  18. O`Neill, P. & The Working Group & Andrus Family Fund & Center for Violence & Recovery, NYU. ‘Circles of Peace’ (film). 35 min.
  19. Miller, K. (2006). The Impact of Parental Incarceration on Children: An Emerging Need for Effective Interventions. Chi Adol SW J 23(4):472-486. DOI:10.1007/s10560-006-0065-6
  20. Pinheiro, P. (2006). Chapter 1.
  21. Butchart, A. & Mikton, C. (2014)
  22. Statistics Canada. (2015). Family violence in Canada: A statistical profile, 2013. Retrieved from
  23. City of Toronto. Positive Discipline. Retrieved from
  24. Park, A. (3 May 2010).The Long-Term Effects of Spanking: a multi-year study shows spanking kids makes them more aggressive later on. Retrieved from,9171,1983895,00.html
  25. Pinheiro, P. (2006). Chapter 2
  26. Global Initiative to End All Corporal Punishment of Children. (2015). Global progress towards prohibiting all corporal punishment. Retrieved from
  27. Pinheiro, P. (2006). Chapter 3
  28. Statistics Canada. (2015).
  29. Pinheiro, P. (2006). Chapter 3
  30. Friesen, J. & Murphy, S. (2015).
  31. Mayo Clinic Staff. (2012).
  32. Pinheiro, P. (2006). Chapter 3
  33. Mayo Clinic Staff. (2012).
  34. National Institute of Mental Health. Helping Children and Adolescents Cope with Violence and Disasters: What Parents Can Do. (2013).
  35. National Child Traumatic Stress Network & Federation of Families for Children`s Mental Health. Effective Treatments for Youth Trauma. Retrieved from
  36. Pinheiro, P. (2006). Chapter 3
  37. O’Neil, et al. ‘Circle of Peace’
  38. Friesen, J. & Murphy, S. (2015).
  39. Friesen, J. & Murphy, S. (2015).
  40. Friesen, J. & Murphy, S. (2015).
  41. Fortin, C. (7 July 2015). Personal communication.
  42. Emery, R., Laumann-Billings, L., Waldron, M., Sbarra, D. & Dillon, P. (2001). Child Custody Mediation and Litigation: Custody, Contact, and Coparenting 12 Years After Initial Dispute Resolution. Journal of Consulting and Clinical Psychology 69(2):323-332. DOI: 10.1037//0022-006X.69.2.323
  43. Fortin, C. (2015).
  44. F.E.A.T. for Children, (27 April 2015). FEAT 2015. (Video). 3:23. Retrieved from
  45. Miller, K. (2006).
  46. Hughes, K. (16 April 2014). F.E.A.T. Helps Kids Visit Incarcerated Parents, Offers Coping Programs. SamaritanMag. Retrieved from
  47. The CLEAR Toolkit 2.0. Retrieved from
  48. American Medical Association. (2008). Opinion 2.02- Physicians’ Obligations in Preventing, Identifying, and Treating Violence and Abuse. Retrieved from

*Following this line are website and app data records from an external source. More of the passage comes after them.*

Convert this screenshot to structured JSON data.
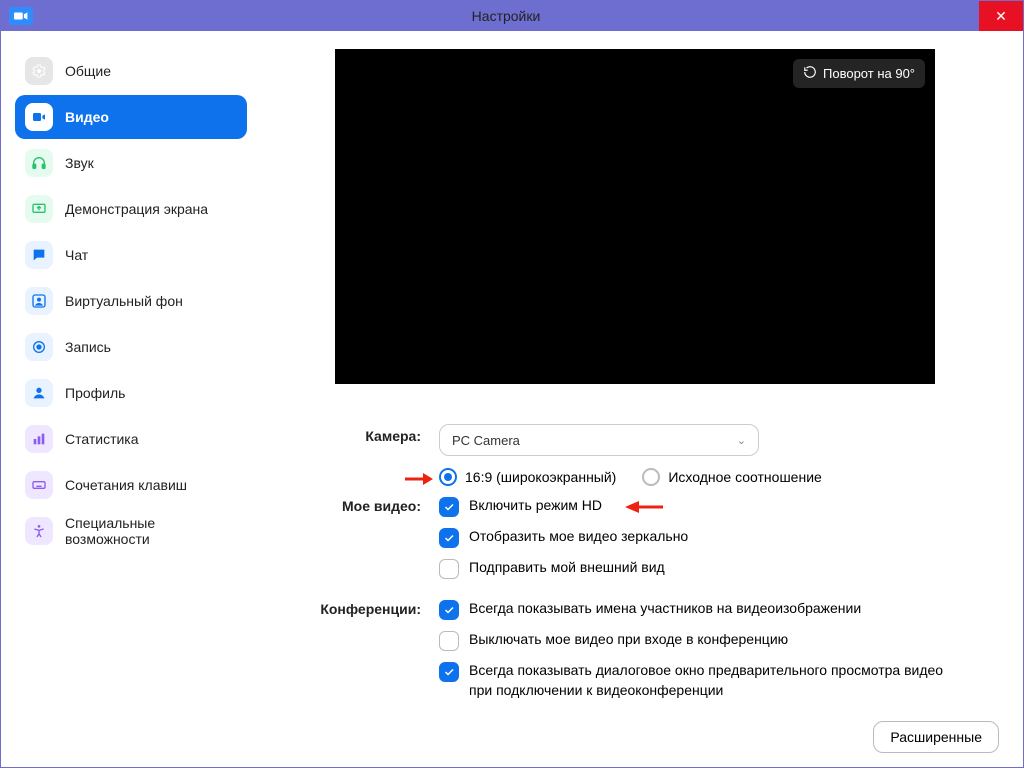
{
  "window": {
    "title": "Настройки",
    "close_label": "✕"
  },
  "sidebar": {
    "items": [
      {
        "key": "general",
        "label": "Общие",
        "icon": "gear",
        "bg": "#e6e6e6",
        "fg": "#ffffff"
      },
      {
        "key": "video",
        "label": "Видео",
        "icon": "video",
        "bg": "#ffffff",
        "fg": "#0e72ed",
        "active": true
      },
      {
        "key": "audio",
        "label": "Звук",
        "icon": "headphones",
        "bg": "#e6fbef",
        "fg": "#27c26c"
      },
      {
        "key": "share",
        "label": "Демонстрация экрана",
        "icon": "share",
        "bg": "#e6fbef",
        "fg": "#27c26c"
      },
      {
        "key": "chat",
        "label": "Чат",
        "icon": "chat",
        "bg": "#e8f3ff",
        "fg": "#0e72ed"
      },
      {
        "key": "vbg",
        "label": "Виртуальный фон",
        "icon": "person-bg",
        "bg": "#e8f3ff",
        "fg": "#0e72ed"
      },
      {
        "key": "record",
        "label": "Запись",
        "icon": "record",
        "bg": "#e8f3ff",
        "fg": "#0e72ed"
      },
      {
        "key": "profile",
        "label": "Профиль",
        "icon": "profile",
        "bg": "#e8f3ff",
        "fg": "#0e72ed"
      },
      {
        "key": "stats",
        "label": "Статистика",
        "icon": "stats",
        "bg": "#efe6ff",
        "fg": "#8a5cf0"
      },
      {
        "key": "shortcuts",
        "label": "Сочетания клавиш",
        "icon": "keyboard",
        "bg": "#efe6ff",
        "fg": "#8a5cf0"
      },
      {
        "key": "a11y",
        "label": "Специальные возможности",
        "icon": "a11y",
        "bg": "#efe6ff",
        "fg": "#8a5cf0"
      }
    ]
  },
  "video": {
    "rotate_label": "Поворот на 90°",
    "camera_label": "Камера:",
    "camera_value": "PC Camera",
    "aspect_16_9": "16:9 (широкоэкранный)",
    "aspect_original": "Исходное соотношение",
    "my_video_label": "Мое видео:",
    "hd_label": "Включить режим HD",
    "mirror_label": "Отобразить мое видео зеркально",
    "touchup_label": "Подправить мой внешний вид",
    "meetings_label": "Конференции:",
    "names_label": "Всегда показывать имена участников на видеоизображении",
    "mute_video_label": "Выключать мое видео при входе в конференцию",
    "preview_dialog_label": "Всегда показывать диалоговое окно предварительного просмотра видео при подключении к видеоконференции",
    "advanced_label": "Расширенные"
  },
  "state": {
    "aspect": "16_9",
    "hd": true,
    "mirror": true,
    "touchup": false,
    "names": true,
    "mute_video": false,
    "preview_dialog": true
  }
}
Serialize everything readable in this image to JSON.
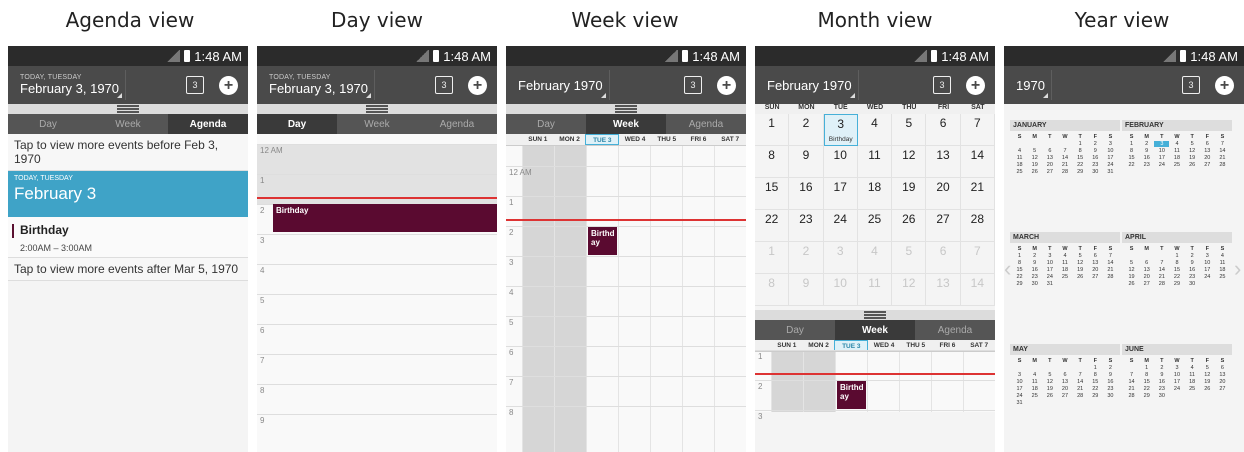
{
  "captions": [
    "Agenda view",
    "Day view",
    "Week view",
    "Month view",
    "Year view"
  ],
  "status_time": "1:48 AM",
  "actionbar": {
    "today_label": "TODAY, TUESDAY",
    "date_full": "February 3, 1970",
    "month_year": "February 1970",
    "year": "1970",
    "cal_icon_num": "3",
    "add_symbol": "+"
  },
  "tabs": [
    "Day",
    "Week",
    "Agenda"
  ],
  "agenda": {
    "tap_before": "Tap to view more events before Feb 3, 1970",
    "date_small": "TODAY, TUESDAY",
    "date_big": "February 3",
    "event_title": "Birthday",
    "event_time": "2:00AM – 3:00AM",
    "tap_after": "Tap to view more events after Mar 5, 1970"
  },
  "event_name": "Birthday",
  "event_name_week": "Birthd ay",
  "day_hours": [
    "12 AM",
    "1",
    "2",
    "3",
    "4",
    "5",
    "6",
    "7",
    "8",
    "9"
  ],
  "week_days": [
    "SUN 1",
    "MON 2",
    "TUE 3",
    "WED 4",
    "THU 5",
    "FRI 6",
    "SAT 7"
  ],
  "month": {
    "weekdays": [
      "SUN",
      "MON",
      "TUE",
      "WED",
      "THU",
      "FRI",
      "SAT"
    ],
    "rows": [
      [
        "1",
        "2",
        "3",
        "4",
        "5",
        "6",
        "7"
      ],
      [
        "8",
        "9",
        "10",
        "11",
        "12",
        "13",
        "14"
      ],
      [
        "15",
        "16",
        "17",
        "18",
        "19",
        "20",
        "21"
      ],
      [
        "22",
        "23",
        "24",
        "25",
        "26",
        "27",
        "28"
      ],
      [
        "1",
        "2",
        "3",
        "4",
        "5",
        "6",
        "7"
      ],
      [
        "8",
        "9",
        "10",
        "11",
        "12",
        "13",
        "14"
      ]
    ],
    "event_label": "Birthday"
  },
  "year_months": [
    {
      "name": "JANUARY",
      "offset": 4,
      "days": 31
    },
    {
      "name": "FEBRUARY",
      "offset": 0,
      "days": 28
    },
    {
      "name": "MARCH",
      "offset": 0,
      "days": 31
    },
    {
      "name": "APRIL",
      "offset": 3,
      "days": 30
    },
    {
      "name": "MAY",
      "offset": 5,
      "days": 31
    },
    {
      "name": "JUNE",
      "offset": 1,
      "days": 30
    }
  ],
  "year_weekdays": [
    "S",
    "M",
    "T",
    "W",
    "T",
    "F",
    "S"
  ],
  "colors": {
    "accent": "#3fa3c7",
    "event": "#5a0a30",
    "now_line": "#dd3333"
  }
}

  49. Pinheiro, P. (2006). Chapter 5
  50. Pinheiro, P. (2006). Chapter 6
  51. Pinheiro, P. (2006). Chapter 6
  52. Freisen & Murphy. (2015).